Citation: Yeh P-J, Chen C-C, Lai M-W, Yeh H-Y and Chao H-C (2020) Pediatric Liver Abscess: Trends in the Incidence, Etiology, and Outcomes Based on 20-Years of Experience at a Tertiary Center. Front. Pediatr. 8:111. doi: 10.3389/fped.2020.00111
Received: 09 January 2020; Accepted: 04 March 2020;
Published: 24 March 2020.
Edited by:Pietro Vajro, University of Salerno, Italy
Reviewed by:Paola Di Carlo, University of Palermo, Italy
Tullio Piardi, Centre Hospitalier Universitaire de Reims, France

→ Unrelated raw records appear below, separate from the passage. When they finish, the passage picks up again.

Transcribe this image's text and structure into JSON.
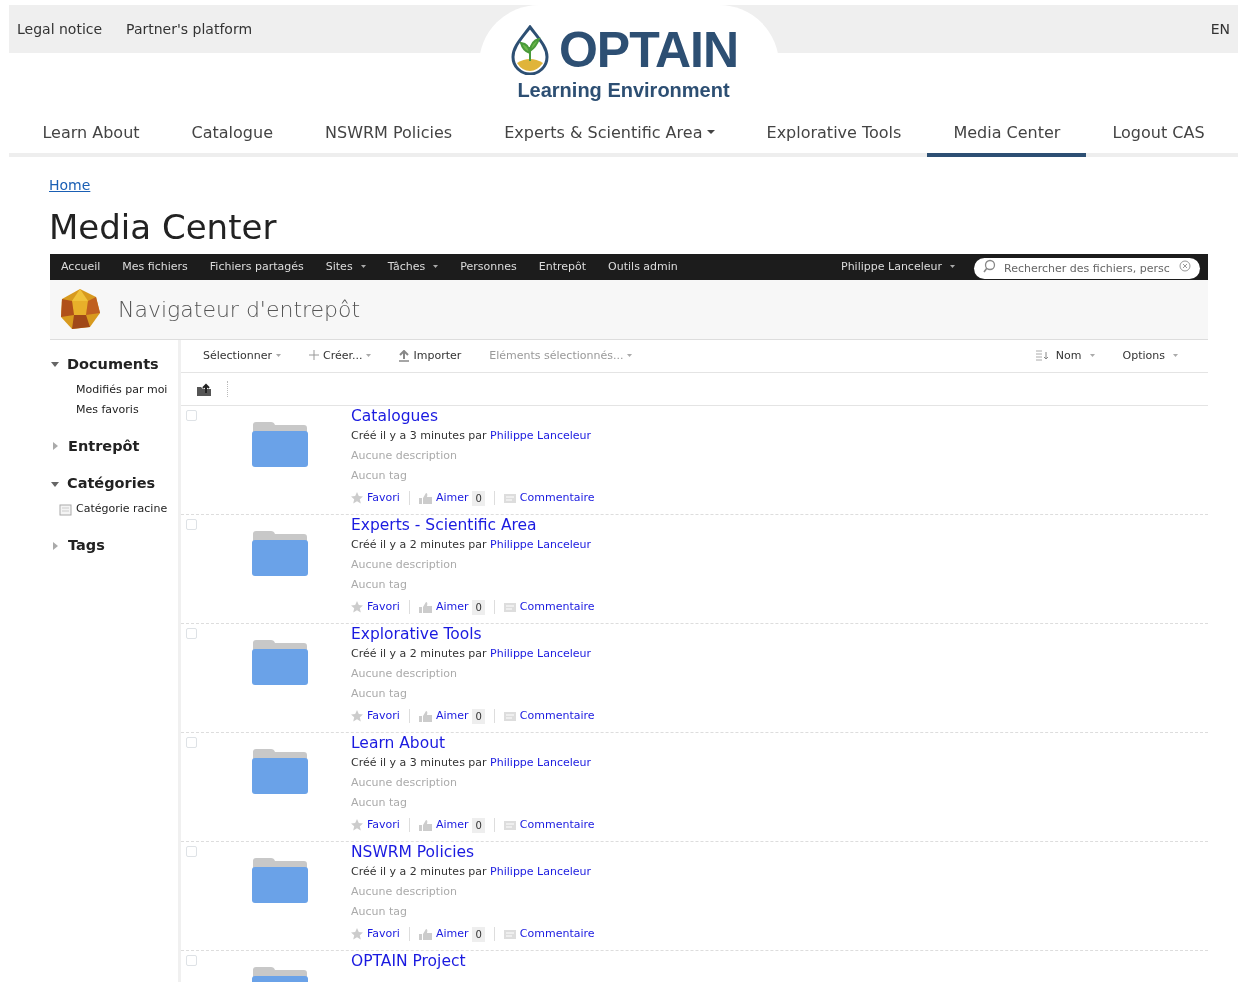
{
  "top_links": [
    "Legal notice",
    "Partner's platform"
  ],
  "language": "EN",
  "logo": {
    "name": "OPTAIN",
    "subtitle": "Learning Environment"
  },
  "main_nav": [
    {
      "label": "Learn About",
      "selected": false,
      "dropdown": false
    },
    {
      "label": "Catalogue",
      "selected": false,
      "dropdown": false
    },
    {
      "label": "NSWRM Policies",
      "selected": false,
      "dropdown": false
    },
    {
      "label": "Experts & Scientific Area",
      "selected": false,
      "dropdown": true
    },
    {
      "label": "Explorative Tools",
      "selected": false,
      "dropdown": false
    },
    {
      "label": "Media Center",
      "selected": true,
      "dropdown": false
    },
    {
      "label": "Logout CAS",
      "selected": false,
      "dropdown": false
    }
  ],
  "breadcrumb": "Home",
  "page_title": "Media Center",
  "app_menu": [
    {
      "label": "Accueil",
      "dropdown": false
    },
    {
      "label": "Mes fichiers",
      "dropdown": false
    },
    {
      "label": "Fichiers partagés",
      "dropdown": false
    },
    {
      "label": "Sites",
      "dropdown": true
    },
    {
      "label": "Tâches",
      "dropdown": true
    },
    {
      "label": "Personnes",
      "dropdown": false
    },
    {
      "label": "Entrepôt",
      "dropdown": false
    },
    {
      "label": "Outils admin",
      "dropdown": false
    }
  ],
  "user_menu": "Philippe Lanceleur",
  "search": {
    "placeholder": "Rechercher des fichiers, persc"
  },
  "app_title": "Navigateur d'entrepôt",
  "sidebar": [
    {
      "label": "Documents",
      "expanded": true,
      "children": [
        {
          "label": "Modifiés par moi",
          "kind": "plain"
        },
        {
          "label": "Mes favoris",
          "kind": "plain"
        }
      ]
    },
    {
      "label": "Entrepôt",
      "expanded": false
    },
    {
      "label": "Catégories",
      "expanded": true,
      "children": [
        {
          "label": "Catégorie racine",
          "kind": "category"
        }
      ]
    },
    {
      "label": "Tags",
      "expanded": false
    }
  ],
  "toolbar": {
    "left": [
      {
        "label": "Sélectionner",
        "kind": "menu",
        "disabled": false
      },
      {
        "label": "Créer...",
        "kind": "create",
        "disabled": false
      },
      {
        "label": "Importer",
        "kind": "upload",
        "disabled": false
      },
      {
        "label": "Eléments sélectionnés...",
        "kind": "menu",
        "disabled": true
      }
    ],
    "sort": "Nom",
    "options": "Options"
  },
  "folders": [
    {
      "title": "Catalogues",
      "checked": false,
      "created": "Créé il y a 3 minutes par",
      "author": "Philippe Lanceleur",
      "description": "Aucune description",
      "tags": "Aucun tag",
      "favorite": "Favori",
      "like": "Aimer",
      "likes": "0",
      "comment": "Commentaire"
    },
    {
      "title": "Experts - Scientific Area",
      "checked": false,
      "created": "Créé il y a 2 minutes par",
      "author": "Philippe Lanceleur",
      "description": "Aucune description",
      "tags": "Aucun tag",
      "favorite": "Favori",
      "like": "Aimer",
      "likes": "0",
      "comment": "Commentaire"
    },
    {
      "title": "Explorative Tools",
      "checked": false,
      "created": "Créé il y a 2 minutes par",
      "author": "Philippe Lanceleur",
      "description": "Aucune description",
      "tags": "Aucun tag",
      "favorite": "Favori",
      "like": "Aimer",
      "likes": "0",
      "comment": "Commentaire"
    },
    {
      "title": "Learn About",
      "checked": false,
      "created": "Créé il y a 3 minutes par",
      "author": "Philippe Lanceleur",
      "description": "Aucune description",
      "tags": "Aucun tag",
      "favorite": "Favori",
      "like": "Aimer",
      "likes": "0",
      "comment": "Commentaire"
    },
    {
      "title": "NSWRM Policies",
      "checked": false,
      "created": "Créé il y a 2 minutes par",
      "author": "Philippe Lanceleur",
      "description": "Aucune description",
      "tags": "Aucun tag",
      "favorite": "Favori",
      "like": "Aimer",
      "likes": "0",
      "comment": "Commentaire"
    },
    {
      "title": "OPTAIN Project",
      "checked": false
    }
  ]
}
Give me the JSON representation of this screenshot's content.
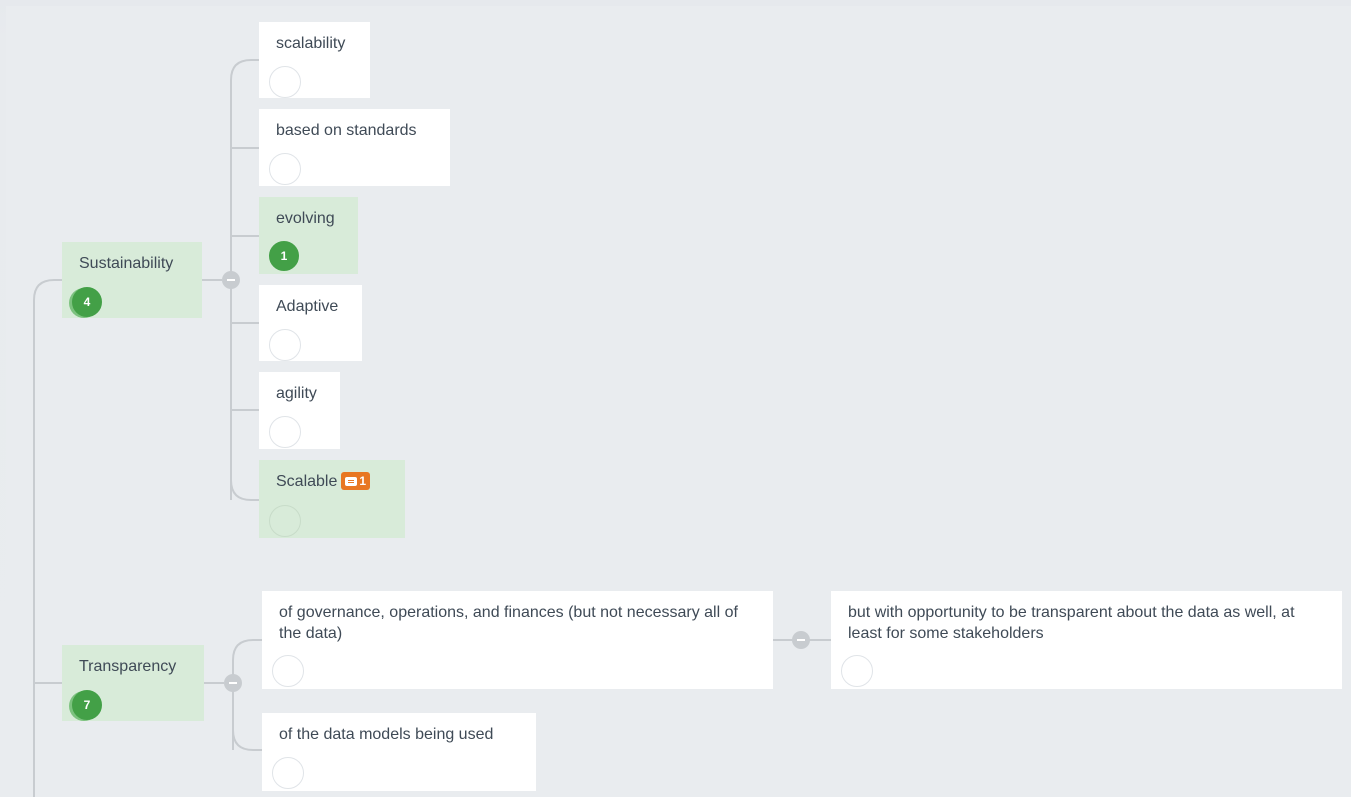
{
  "mindmap": {
    "nodes": {
      "scalability": {
        "label": "scalability",
        "votes": ""
      },
      "based_on_standards": {
        "label": "based on standards",
        "votes": ""
      },
      "evolving": {
        "label": "evolving",
        "votes": "1"
      },
      "sustainability": {
        "label": "Sustainability",
        "votes": "4"
      },
      "adaptive": {
        "label": "Adaptive",
        "votes": ""
      },
      "agility": {
        "label": "agility",
        "votes": ""
      },
      "scalable": {
        "label": "Scalable",
        "votes": "",
        "comments": "1"
      },
      "governance": {
        "label": "of governance, operations, and finances (but not necessary all of the data)",
        "votes": ""
      },
      "opportunity": {
        "label": "but with opportunity to be transparent about the data as well, at least for some stakeholders",
        "votes": ""
      },
      "transparency": {
        "label": "Transparency",
        "votes": "7"
      },
      "data_models": {
        "label": "of the data models being used",
        "votes": ""
      }
    }
  },
  "colors": {
    "canvas": "#e9ecef",
    "node_default": "#ffffff",
    "node_voted": "#d8ebd9",
    "vote_badge": "#43a047",
    "comment_badge": "#e87722",
    "connector": "#c8ccd0"
  },
  "icons": {
    "collapse": "minus-circle-icon",
    "comment": "chat-bubble-icon"
  }
}
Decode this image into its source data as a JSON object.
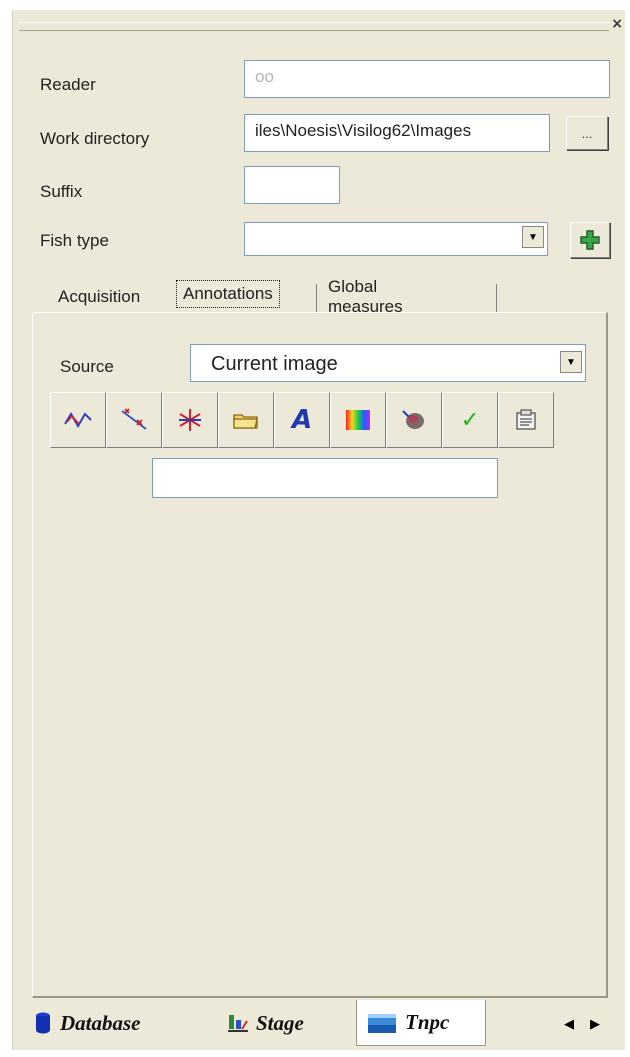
{
  "form": {
    "reader_label": "Reader",
    "reader_value": "oo",
    "workdir_label": "Work directory",
    "workdir_value": "iles\\Noesis\\Visilog62\\Images",
    "browse_label": "...",
    "suffix_label": "Suffix",
    "suffix_value": "",
    "fishtype_label": "Fish type",
    "fishtype_value": ""
  },
  "tabs": [
    {
      "label": "Acquisition"
    },
    {
      "label": "Annotations"
    },
    {
      "label": "Global measures"
    }
  ],
  "annotations": {
    "source_label": "Source",
    "source_value": "Current image",
    "name_field_value": ""
  },
  "tools": [
    {
      "icon": "polyline-icon"
    },
    {
      "icon": "cross-points-icon"
    },
    {
      "icon": "star-point-icon"
    },
    {
      "icon": "folder-icon"
    },
    {
      "icon": "text-icon",
      "glyph": "A"
    },
    {
      "icon": "color-palette-icon"
    },
    {
      "icon": "region-brush-icon"
    },
    {
      "icon": "checkmark-icon",
      "glyph": "✓"
    },
    {
      "icon": "properties-icon"
    }
  ],
  "bottom_tabs": [
    {
      "label": "Database",
      "icon": "database-icon"
    },
    {
      "label": "Stage",
      "icon": "stage-icon"
    },
    {
      "label": "Tnpc",
      "icon": "image-icon"
    }
  ],
  "colors": {
    "panel": "#ece9d8",
    "field_border": "#7f9db9"
  }
}
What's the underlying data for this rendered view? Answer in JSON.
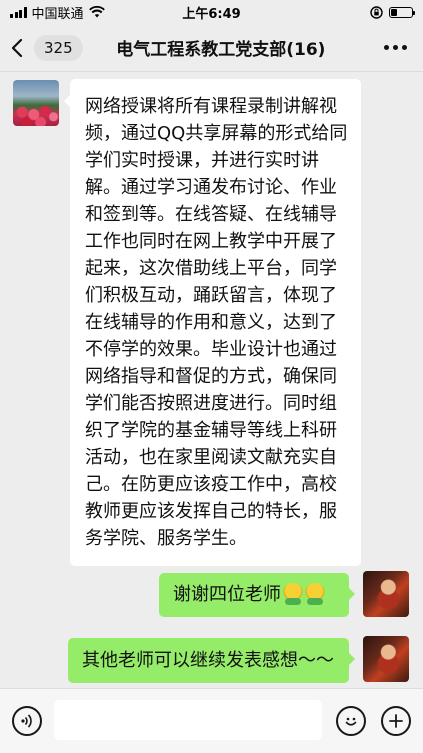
{
  "status_bar": {
    "carrier": "中国联通",
    "time": "上午6:49",
    "battery_level": 0.3
  },
  "nav": {
    "unread_count": "325",
    "title": "电气工程系教工党支部(16)"
  },
  "messages": [
    {
      "side": "left",
      "avatar": "tulip-field-avatar",
      "text": "网络授课将所有课程录制讲解视频，通过QQ共享屏幕的形式给同学们实时授课，并进行实时讲解。通过学习通发布讨论、作业和签到等。在线答疑、在线辅导工作也同时在网上教学中开展了起来，这次借助线上平台，同学们积极互动，踊跃留言，体现了在线辅导的作用和意义，达到了不停学的效果。毕业设计也通过网络指导和督促的方式，确保同学们能否按照进度进行。同时组织了学院的基金辅导等线上科研活动，也在家里阅读文献充实自己。在防更应该疫工作中，高校教师更应该发挥自己的特长，服务学院、服务学生。"
    },
    {
      "side": "right",
      "avatar": "self-avatar",
      "text": "谢谢四位老师",
      "emojis": [
        "applause-emoji",
        "applause-emoji"
      ]
    },
    {
      "side": "right",
      "avatar": "self-avatar",
      "text": "其他老师可以继续发表感想～～"
    }
  ],
  "input_bar": {
    "voice_icon": "voice-icon",
    "emoji_icon": "emoji-icon",
    "plus_icon": "plus-icon"
  },
  "colors": {
    "background": "#ededed",
    "bubble_left": "#ffffff",
    "bubble_right": "#95ec69"
  }
}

Copyright © 2020 Yeh, Chen, Lai, Yeh and Chao. This is an open-access article distributed under the terms of the Creative Commons Attribution License (CC BY). The use, distribution or reproduction in other forums is permitted, provided the original author(s) and the copyright owner(s) are credited and that the original publication in this journal is cited, in accordance with accepted academic practice. No use, distribution or reproduction is permitted which does not comply with these terms.
*Correspondence: Hsun-Chin Chao, email@example.com